### The problem
Collect all lines below with the string "title".

### Input
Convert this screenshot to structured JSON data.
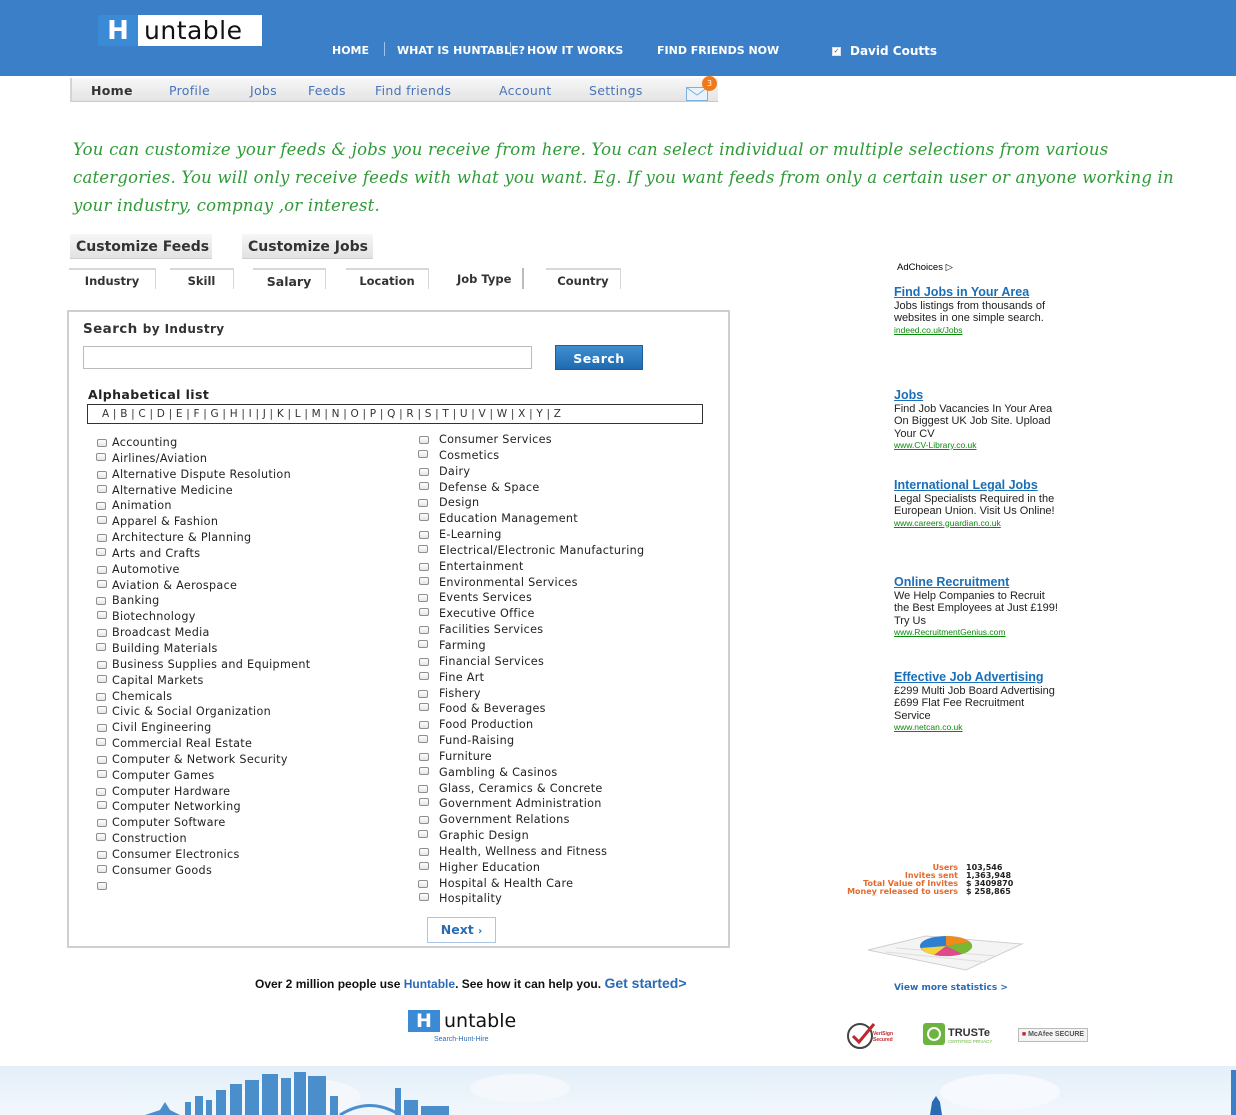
{
  "brand": {
    "logo_letter": "H",
    "logo_text": "untable",
    "tagline": "Search-Hunt-Hire"
  },
  "topnav": {
    "items": [
      "HOME",
      "WHAT IS HUNTABLE?",
      "HOW IT WORKS",
      "FIND FRIENDS NOW"
    ],
    "user_name": "David Coutts"
  },
  "subnav": {
    "items": [
      "Home",
      "Profile",
      "Jobs",
      "Feeds",
      "Find friends",
      "Account",
      "Settings"
    ],
    "mail_count": "3"
  },
  "note": "You can customize your feeds & jobs you receive from here. You can select individual or multiple selections from various catergories. You will only receive feeds with what you want. Eg. If you want feeds from only a certain  user or anyone  working in your industry, compnay ,or interest.",
  "tabs": [
    "Customize Feeds",
    "Customize Jobs"
  ],
  "filter_tabs": [
    "Industry",
    "Skill",
    "Salary",
    "Location",
    "Job Type",
    "Country"
  ],
  "search": {
    "label": "Search",
    "sublabel": "by Industry",
    "input_value": "",
    "button": "Search"
  },
  "alpha": {
    "label": "Alphabetical list",
    "letters": "A | B | C | D | E | F | G | H | I | J | K | L | M | N | O | P | Q | R | S | T | U | V | W | X | Y | Z"
  },
  "industries_left": [
    "Accounting",
    "Airlines/Aviation",
    "Alternative Dispute Resolution",
    "Alternative Medicine",
    "Animation",
    "Apparel & Fashion",
    "Architecture & Planning",
    "Arts and Crafts",
    "Automotive",
    "Aviation & Aerospace",
    "Banking",
    "Biotechnology",
    "Broadcast Media",
    "Building Materials",
    "Business Supplies and Equipment",
    "Capital Markets",
    "Chemicals",
    "Civic & Social Organization",
    "Civil Engineering",
    "Commercial Real Estate",
    "Computer & Network Security",
    "Computer Games",
    "Computer Hardware",
    "Computer Networking",
    "Computer Software",
    "Construction",
    "Consumer Electronics",
    "Consumer Goods"
  ],
  "industries_right": [
    "Consumer Services",
    "Cosmetics",
    "Dairy",
    "Defense & Space",
    "Design",
    "Education Management",
    "E-Learning",
    "Electrical/Electronic Manufacturing",
    "Entertainment",
    "Environmental Services",
    "Events Services",
    "Executive Office",
    "Facilities Services",
    "Farming",
    "Financial Services",
    "Fine Art",
    "Fishery",
    "Food & Beverages",
    "Food Production",
    "Fund-Raising",
    "Furniture",
    "Gambling & Casinos",
    "Glass, Ceramics & Concrete",
    "Government Administration",
    "Government Relations",
    "Graphic Design",
    "Health, Wellness and Fitness",
    "Higher Education",
    "Hospital & Health Care",
    "Hospitality"
  ],
  "next_button": "Next",
  "adchoices": "AdChoices",
  "ads": [
    {
      "title": "Find Jobs in Your Area",
      "desc": "Jobs listings from thousands of websites in one simple search.",
      "url": "indeed.co.uk/Jobs"
    },
    {
      "title": "Jobs",
      "desc": "Find Job Vacancies In Your Area On Biggest UK Job Site. Upload Your CV",
      "url": "www.CV-Library.co.uk"
    },
    {
      "title": "International Legal Jobs",
      "desc": "Legal Specialists Required in the European Union. Visit Us Online!",
      "url": "www.careers.guardian.co.uk"
    },
    {
      "title": "Online Recruitment",
      "desc": "We Help Companies to Recruit the Best Employees at Just £199! Try Us",
      "url": "www.RecruitmentGenius.com"
    },
    {
      "title": "Effective Job Advertising",
      "desc": "£299 Multi Job Board Advertising £699 Flat Fee Recruitment Service",
      "url": "www.netcan.co.uk"
    }
  ],
  "stats": [
    {
      "label": "Users",
      "value": "103,546"
    },
    {
      "label": "Invites sent",
      "value": "1,363,948"
    },
    {
      "label": "Total Value of Invites",
      "value": "$ 3409870"
    },
    {
      "label": "Money released to users",
      "value": "$ 258,865"
    }
  ],
  "stats_link": "View more statistics >",
  "promo": {
    "before": "Over 2 million people use ",
    "brand": "Huntable",
    "after": ". See how it can help you. ",
    "cta": "Get started>"
  },
  "trust_badges": [
    "VeriSign Secured",
    "TRUSTe",
    "CERTIFIED PRIVACY",
    "McAfee SECURE"
  ],
  "colors": {
    "header_blue": "#3a7fc8",
    "note_green": "#2f9a38",
    "link_blue": "#1a6fb8"
  }
}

### Result for this exercise
      "title": "Find Jobs in Your Area",
      "title": "Jobs",
      "title": "International Legal Jobs",
      "title": "Online Recruitment",
      "title": "Effective Job Advertising",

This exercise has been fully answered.